If you’ve opened a magazine in the past
20 years, this is probably a familiar image. It’s easy to flip past these ads and
think, “Hey, great. Stars promoting a healthy alternative to sugary sodas and sports drinks,” awesome There’s this idea that we have to drink milk to be healthy. But where did that idea come from? There are plenty of foods with just as much calcium,
potassium and protein Willet: Individuals can be very healthy with
no dairy consumption at all. In fact, a quarter of Americans can’t even
digest milk! and researchers have found that people who
drink lots of milk aren’t any less likely to get fractures.
milk was a bad choice And yet… the federal dietary guidelines
recommend three servings of dairy a day. Why!? Willet: Our dairy industry has become a very
powerful economic force For most of human history, milk was a small
part of the lives of a small number of people. Willet: Milk was really a survival technology
for living in cold places where the long winters made it difficult to grow fruits and vegetables.
Then, around World War I, The US government sent huge amounts of canned and powdered milk
overseas, to fight malnutrition among soldiers. And farmers made huge changes in response.
Many got rid of their other crops to focus exclusively on dairy.
But when the war ended, demand dried up, and the country was left with a whole bunch of
milk it didn’t need. At this point, farmers and milk processors
had invested too much to shift away from large-scale, year-round milk production
So instead of making less milk, they convinced people to drink more.
“Milk education” campaigns in public schools encouraged students to drink four glasses
a day. And milk producers got a boost from legislation
that created the national school lunch program in 1946, and required those lunches to include
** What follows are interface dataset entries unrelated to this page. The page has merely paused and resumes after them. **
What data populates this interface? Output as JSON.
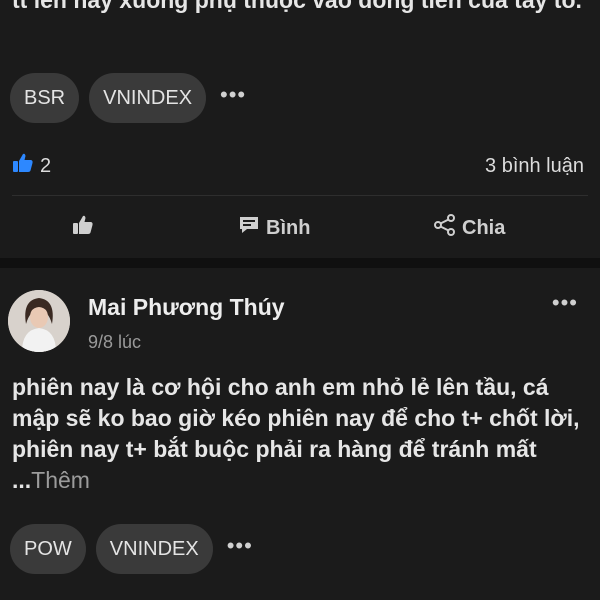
{
  "post1": {
    "text_tail": "tt lên hay xuống phụ thuộc vào dòng tiền của tay to.",
    "tags": [
      "BSR",
      "VNINDEX"
    ],
    "more": "•••",
    "like_count": "2",
    "comment_count": "3 bình luận",
    "actions": {
      "like_label": "",
      "comment_label": "Bình",
      "share_label": "Chia"
    }
  },
  "post2": {
    "author": "Mai Phương Thúy",
    "time": "9/8 lúc",
    "menu": "•••",
    "text": "phiên nay là cơ hội cho anh em nhỏ lẻ lên tầu, cá mập sẽ ko bao giờ kéo phiên nay để cho t+ chốt lời, phiên nay t+ bắt buộc phải ra hàng để tránh mất ...",
    "see_more": "Thêm",
    "tags": [
      "POW",
      "VNINDEX"
    ],
    "more": "•••"
  },
  "colors": {
    "background": "#101010",
    "card": "#1b1b1b",
    "tag_bg": "#3a3a3a",
    "like_blue": "#2d88ff"
  }
}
a glass of whole milk. Even with all this promotion, the U.S. still
saw huge milk surpluses in the 1940s and 50s. So the federal government started buying up
the extra. It sent some to schools, the military, and to other countries as food aid. But much
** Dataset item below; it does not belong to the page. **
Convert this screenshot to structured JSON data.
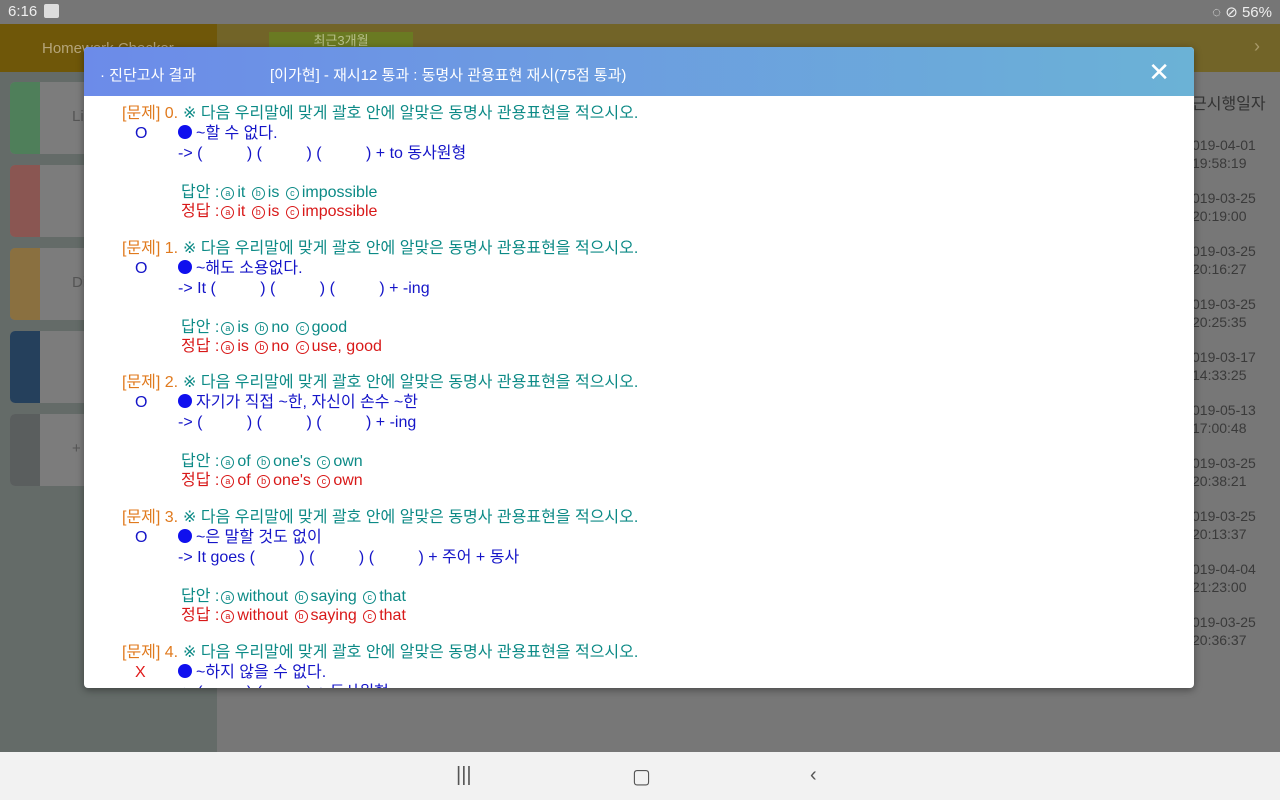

of the surplus sat unused in vast, underground storage caves.
By 1980s, the government was spending $2 billion a year on surplus milk. The Reagan Administration,
in its quest to cut government spending, put a stop to the buying program.
That didn’t sit well with dairy producers. They convinced Congress to change the rules
so that they could create something called a dairy checkoff. Dairy farmers would into the checkoff with a mandatory fee. That fee would go toward advertising campaigns aimed at making
people buy more milk. And the U.S. Department of Agriculture would approve those campaigns.
The “Got Milk?” Ads are one example. The fees also pay for partnerships with restaurants
like Domino’s, Taco Bell and Starbucks to develop dairy-heavy menu items, like a pizza with 40% more cheese.
This means the USDA, the same federal agency writes our dietary guidelines, is also in
charge of a multi-million dollar campaign to get us to eat a cheese pizza where one
piece has two-thirds of a day’s maximum recommended amount of saturated fat.
So, if we know milk isn’t necessary, then why not change the recommendation? Instead
of milk with every meal, why not tell people to drink water?
Willet:…I think it’s impossible at this point in time…because the political forces
would not allow the dietary guidelines to say antying about limiting red meat or dairy consumption.
The dairy industry gives millions to politicians, who protect their interests whenever the nutrition
guidelines come up for review Susan Del Bene: how do we continue to make
sure students have access to appealing and nutritious dairy products?
Glenn Thompson: what can we do to remove policies that are hindering milk consumption or promote
policies that enhance milk consumption? Milk and other dairy products can be a part
of a healthy diet, but the idea that they’re essential? That’s just marketing.
And it’s not like there’s broccoli trade groups giving money to politicians and running multi-million
dollar ad campaigns. If there were, our dinner tables might look a little different.